The process of writing my book is a somewhat tedious one.
I’m not writing the book in a straight chronological order,
but it’s starts with Japan, and a lot in my life the past decade,
has do with Japan and Japanese music,
Naturally then, most of the content is from my years in Japan…
not all, but most of it.
In order to aid my memory I’m going through thousands and thousands of photos and video clips.
I’m creating a time line with a great program called Scapple. I highly recommend Scapple for any kind of mind-mapping, or system charting.
Beside the time-line, I am also using Scapple to create a huge sociogram,
in order to graphically visualize how people I know, and have been in contact with,
are related to one another.
It’s been a big eye-opener for me to be able to see how many people are connected to one another!!
The book, which is a memoir, will tell what I did before setting foot in Japan,
and why at all I decided to go to Japan of all places in the world.
X Japan and hide with Spread Beaver, is central to this.
It was through listening to Japanese music, that I decided I wanted to go.
I have never been any kind of Japanophile, but my whole life I’ve been very fascinated by Asian history and philosophy, particularly Chinese.

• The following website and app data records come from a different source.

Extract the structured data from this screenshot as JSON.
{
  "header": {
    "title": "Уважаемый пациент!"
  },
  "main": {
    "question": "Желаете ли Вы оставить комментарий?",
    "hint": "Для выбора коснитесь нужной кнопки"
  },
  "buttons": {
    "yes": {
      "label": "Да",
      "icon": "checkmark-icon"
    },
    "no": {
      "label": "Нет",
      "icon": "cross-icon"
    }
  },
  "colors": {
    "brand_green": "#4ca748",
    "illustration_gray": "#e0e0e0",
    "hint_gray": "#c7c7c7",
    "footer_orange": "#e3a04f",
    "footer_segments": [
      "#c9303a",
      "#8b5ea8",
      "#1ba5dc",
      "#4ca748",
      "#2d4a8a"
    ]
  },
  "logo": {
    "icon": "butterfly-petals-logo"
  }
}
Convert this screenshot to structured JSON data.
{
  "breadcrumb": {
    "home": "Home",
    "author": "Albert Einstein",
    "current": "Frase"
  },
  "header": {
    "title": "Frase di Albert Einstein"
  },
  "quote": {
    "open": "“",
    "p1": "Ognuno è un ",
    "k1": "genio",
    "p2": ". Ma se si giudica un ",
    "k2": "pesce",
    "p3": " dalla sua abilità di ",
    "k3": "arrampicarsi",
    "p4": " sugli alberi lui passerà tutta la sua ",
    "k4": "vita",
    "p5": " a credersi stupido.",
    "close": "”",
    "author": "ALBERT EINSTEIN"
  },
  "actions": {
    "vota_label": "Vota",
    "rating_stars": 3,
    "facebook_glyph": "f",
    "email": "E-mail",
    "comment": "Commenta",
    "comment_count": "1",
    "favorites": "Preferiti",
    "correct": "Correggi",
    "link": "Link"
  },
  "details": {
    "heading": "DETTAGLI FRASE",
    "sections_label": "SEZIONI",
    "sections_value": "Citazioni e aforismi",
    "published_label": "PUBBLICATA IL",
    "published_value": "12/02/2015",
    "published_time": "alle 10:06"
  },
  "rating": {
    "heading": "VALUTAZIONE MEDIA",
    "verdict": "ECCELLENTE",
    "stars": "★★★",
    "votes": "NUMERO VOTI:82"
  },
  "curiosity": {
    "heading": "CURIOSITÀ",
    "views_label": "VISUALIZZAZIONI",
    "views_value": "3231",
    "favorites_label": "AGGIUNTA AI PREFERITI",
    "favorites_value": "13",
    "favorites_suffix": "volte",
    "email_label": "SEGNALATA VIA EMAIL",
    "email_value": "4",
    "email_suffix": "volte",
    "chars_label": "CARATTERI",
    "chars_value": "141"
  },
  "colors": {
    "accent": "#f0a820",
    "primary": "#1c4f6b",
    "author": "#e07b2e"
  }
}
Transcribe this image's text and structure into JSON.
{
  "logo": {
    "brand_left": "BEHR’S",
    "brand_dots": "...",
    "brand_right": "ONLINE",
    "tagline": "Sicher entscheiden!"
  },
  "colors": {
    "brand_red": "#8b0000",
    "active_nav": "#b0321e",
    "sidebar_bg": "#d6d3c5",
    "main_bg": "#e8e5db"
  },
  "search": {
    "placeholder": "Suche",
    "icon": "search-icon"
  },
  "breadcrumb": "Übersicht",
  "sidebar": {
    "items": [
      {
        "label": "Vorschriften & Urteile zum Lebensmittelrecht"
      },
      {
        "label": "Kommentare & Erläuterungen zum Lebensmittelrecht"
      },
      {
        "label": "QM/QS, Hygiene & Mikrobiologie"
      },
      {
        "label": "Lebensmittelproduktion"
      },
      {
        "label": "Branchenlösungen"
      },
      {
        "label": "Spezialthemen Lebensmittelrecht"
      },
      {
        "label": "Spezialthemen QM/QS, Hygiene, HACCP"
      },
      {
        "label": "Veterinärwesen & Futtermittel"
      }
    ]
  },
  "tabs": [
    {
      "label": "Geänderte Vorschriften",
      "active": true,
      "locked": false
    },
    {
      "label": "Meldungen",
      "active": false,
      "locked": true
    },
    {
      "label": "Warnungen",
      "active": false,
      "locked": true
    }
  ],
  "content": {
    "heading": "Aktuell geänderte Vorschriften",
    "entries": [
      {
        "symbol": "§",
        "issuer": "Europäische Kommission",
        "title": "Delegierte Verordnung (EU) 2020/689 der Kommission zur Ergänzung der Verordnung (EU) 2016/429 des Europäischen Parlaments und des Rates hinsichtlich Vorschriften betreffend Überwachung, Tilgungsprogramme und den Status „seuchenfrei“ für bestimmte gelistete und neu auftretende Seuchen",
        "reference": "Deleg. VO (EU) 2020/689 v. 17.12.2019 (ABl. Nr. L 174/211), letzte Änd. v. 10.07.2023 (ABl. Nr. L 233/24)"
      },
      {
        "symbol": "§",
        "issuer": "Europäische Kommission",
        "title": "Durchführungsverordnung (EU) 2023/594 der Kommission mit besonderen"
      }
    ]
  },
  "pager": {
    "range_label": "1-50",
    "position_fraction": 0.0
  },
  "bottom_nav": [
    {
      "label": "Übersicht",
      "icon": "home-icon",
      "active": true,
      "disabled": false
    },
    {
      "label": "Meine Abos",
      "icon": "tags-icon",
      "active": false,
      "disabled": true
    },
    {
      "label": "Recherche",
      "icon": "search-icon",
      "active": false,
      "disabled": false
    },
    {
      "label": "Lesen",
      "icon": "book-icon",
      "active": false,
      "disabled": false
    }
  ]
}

While studying at UNM, my friends Yumi and Rio Watanabe (re-)introduced me to the band X Japan.
X Japan and hide, then in turn lead me to a fascination with Japan, its people, its culture and of course, the Japanese music.
In the beginning particularly with Japanese Visual Kei
and Japanese Rock.
X Japan was my gateway to Japan.
So with the thousands of photos from the many live gigs, parties, travels, dinners,
back stage areas, family events, weddings, funerals, bars, business meetings, hospital visits, lunches…..
I’m able to revisit my own life for the past 6-7 years,
and little by little I’m putting it all together,
The time line helps me to get more of a ‘bird’s view’,
to see the bigger picture, and then from it, be able to create the more detailed content.
X Japan, and the Japanese music,
have connected me with so many people around the globe,
not just in Japan.
For example, in the fall of 2012 I visited a friend in Kiev, Ukraine,
who also admires hide, and the Japanese music and culture.
Facebook and twitter have connected me with people all over the world,
and given me many amazing adventures and experiences.
However, Facebook and twitter are also a great sources of misconceptions
of how the world is, and how people actually feel.
By examining my own recent history, I hope to be able to examine this further,
and investigate how to best deal with emotions arising from having
a presence, and participating, on social media ‘places’.
What amazes me are also all the different social ‘rules’ regarding:
what to write, when to write, and how to express oneself on Facebook.
There are big differences between different cultures, countries and regions in the world.
The effect when we all interpret what other people post,
is one giant mess at times, and there is no explanation,
no manual, no help to interpret it all.
Often we aren’t even aware, that we might have completely different intentions with our posts online.
All this fascinates me!
Most in the book will not be about how we differ around the globe,
rather most of it will be about shared appreciation.
For example the love for hide and X Japan that reaches far outside Japan,
and yet not necessarily into mainstream global media.
I will therefor also dedicate a big chunk of the content to telling the readers
about lesser known artists and bands in Japan.
Which in a way has been my mission ever since that day
at Miura Reien in May 2011;
The visit to hide’s grave.
My meetings with the Japanese musicians,
and other Japanese people.
My interactions and experiences of different kinds of relationships in Japan.
How I felt. How I feel. How I’m interpreting all these encounters.
Oh and yes, the X Japan concert in Bangkok November 8 was amazing!!
It was their final performance of the South East Asia tour
which in turn was a part of a bigger world tour 2011.
The Thai X Japan fans went to great lengths to help me.
Not only did they house me, the also got me an amazing ticket very close to the stage
dead-center of the arena.